*** Opening of RECORD EXTRACTS ***

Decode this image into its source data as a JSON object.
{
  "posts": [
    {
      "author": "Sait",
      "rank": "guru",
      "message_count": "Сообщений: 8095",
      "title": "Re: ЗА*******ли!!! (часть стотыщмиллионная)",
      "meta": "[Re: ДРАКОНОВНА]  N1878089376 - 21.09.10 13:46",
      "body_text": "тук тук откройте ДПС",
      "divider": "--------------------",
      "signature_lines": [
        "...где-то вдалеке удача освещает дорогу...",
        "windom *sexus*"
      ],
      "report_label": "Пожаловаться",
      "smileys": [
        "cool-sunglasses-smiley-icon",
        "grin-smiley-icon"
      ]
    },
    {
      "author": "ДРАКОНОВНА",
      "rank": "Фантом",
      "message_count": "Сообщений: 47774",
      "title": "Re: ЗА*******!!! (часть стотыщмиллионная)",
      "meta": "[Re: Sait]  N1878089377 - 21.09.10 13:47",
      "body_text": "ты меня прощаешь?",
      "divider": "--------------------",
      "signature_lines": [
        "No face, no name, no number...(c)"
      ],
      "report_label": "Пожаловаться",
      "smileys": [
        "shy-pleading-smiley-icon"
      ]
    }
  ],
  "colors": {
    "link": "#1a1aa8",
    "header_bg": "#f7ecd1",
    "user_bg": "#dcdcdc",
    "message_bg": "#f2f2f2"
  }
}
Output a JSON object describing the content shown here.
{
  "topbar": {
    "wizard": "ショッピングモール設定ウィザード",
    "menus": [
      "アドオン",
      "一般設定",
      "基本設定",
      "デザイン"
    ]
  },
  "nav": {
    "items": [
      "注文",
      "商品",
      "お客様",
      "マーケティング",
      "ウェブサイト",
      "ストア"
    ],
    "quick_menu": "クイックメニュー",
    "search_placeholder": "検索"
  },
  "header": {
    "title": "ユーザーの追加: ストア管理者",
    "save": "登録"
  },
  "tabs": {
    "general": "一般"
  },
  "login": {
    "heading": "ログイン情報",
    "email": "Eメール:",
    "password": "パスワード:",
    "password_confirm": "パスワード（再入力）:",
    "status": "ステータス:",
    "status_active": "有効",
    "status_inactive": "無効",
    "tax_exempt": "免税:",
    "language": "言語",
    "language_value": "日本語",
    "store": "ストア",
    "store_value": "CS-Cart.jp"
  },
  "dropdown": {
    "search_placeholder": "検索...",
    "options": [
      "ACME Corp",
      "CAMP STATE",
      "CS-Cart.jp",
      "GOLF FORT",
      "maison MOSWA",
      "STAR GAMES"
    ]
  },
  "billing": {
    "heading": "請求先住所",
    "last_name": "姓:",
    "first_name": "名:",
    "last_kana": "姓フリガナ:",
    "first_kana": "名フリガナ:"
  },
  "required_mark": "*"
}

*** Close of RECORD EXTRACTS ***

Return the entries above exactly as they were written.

== REPLY TO THE EXERCISE ==
Decode this image into its source data as a JSON object.
{
  "posts": [
    {
      "author": "Sait",
      "rank": "guru",
      "message_count": "Сообщений: 8095",
      "title": "Re: ЗА*******ли!!! (часть стотыщмиллионная)",
      "meta": "[Re: ДРАКОНОВНА]  N1878089376 - 21.09.10 13:46",
      "body_text": "тук тук откройте ДПС",
      "divider": "--------------------",
      "signature_lines": [
        "...где-то вдалеке удача освещает дорогу...",
        "windom *sexus*"
      ],
      "report_label": "Пожаловаться",
      "smileys": [
        "cool-sunglasses-smiley-icon",
        "grin-smiley-icon"
      ]
    },
    {
      "author": "ДРАКОНОВНА",
      "rank": "Фантом",
      "message_count": "Сообщений: 47774",
      "title": "Re: ЗА*******!!! (часть стотыщмиллионная)",
      "meta": "[Re: Sait]  N1878089377 - 21.09.10 13:47",
      "body_text": "ты меня прощаешь?",
      "divider": "--------------------",
      "signature_lines": [
        "No face, no name, no number...(c)"
      ],
      "report_label": "Пожаловаться",
      "smileys": [
        "shy-pleading-smiley-icon"
      ]
    }
  ],
  "colors": {
    "link": "#1a1aa8",
    "header_bg": "#f7ecd1",
    "user_bg": "#dcdcdc",
    "message_bg": "#f2f2f2"
  }
}
Output a JSON object describing the content shown here.
{
  "topbar": {
    "wizard": "ショッピングモール設定ウィザード",
    "menus": [
      "アドオン",
      "一般設定",
      "基本設定",
      "デザイン"
    ]
  },
  "nav": {
    "items": [
      "注文",
      "商品",
      "お客様",
      "マーケティング",
      "ウェブサイト",
      "ストア"
    ],
    "quick_menu": "クイックメニュー",
    "search_placeholder": "検索"
  },
  "header": {
    "title": "ユーザーの追加: ストア管理者",
    "save": "登録"
  },
  "tabs": {
    "general": "一般"
  },
  "login": {
    "heading": "ログイン情報",
    "email": "Eメール:",
    "password": "パスワード:",
    "password_confirm": "パスワード（再入力）:",
    "status": "ステータス:",
    "status_active": "有効",
    "status_inactive": "無効",
    "tax_exempt": "免税:",
    "language": "言語",
    "language_value": "日本語",
    "store": "ストア",
    "store_value": "CS-Cart.jp"
  },
  "dropdown": {
    "search_placeholder": "検索...",
    "options": [
      "ACME Corp",
      "CAMP STATE",
      "CS-Cart.jp",
      "GOLF FORT",
      "maison MOSWA",
      "STAR GAMES"
    ]
  },
  "billing": {
    "heading": "請求先住所",
    "last_name": "姓:",
    "first_name": "名:",
    "last_kana": "姓フリガナ:",
    "first_kana": "名フリガナ:"
  },
  "required_mark": "*"
}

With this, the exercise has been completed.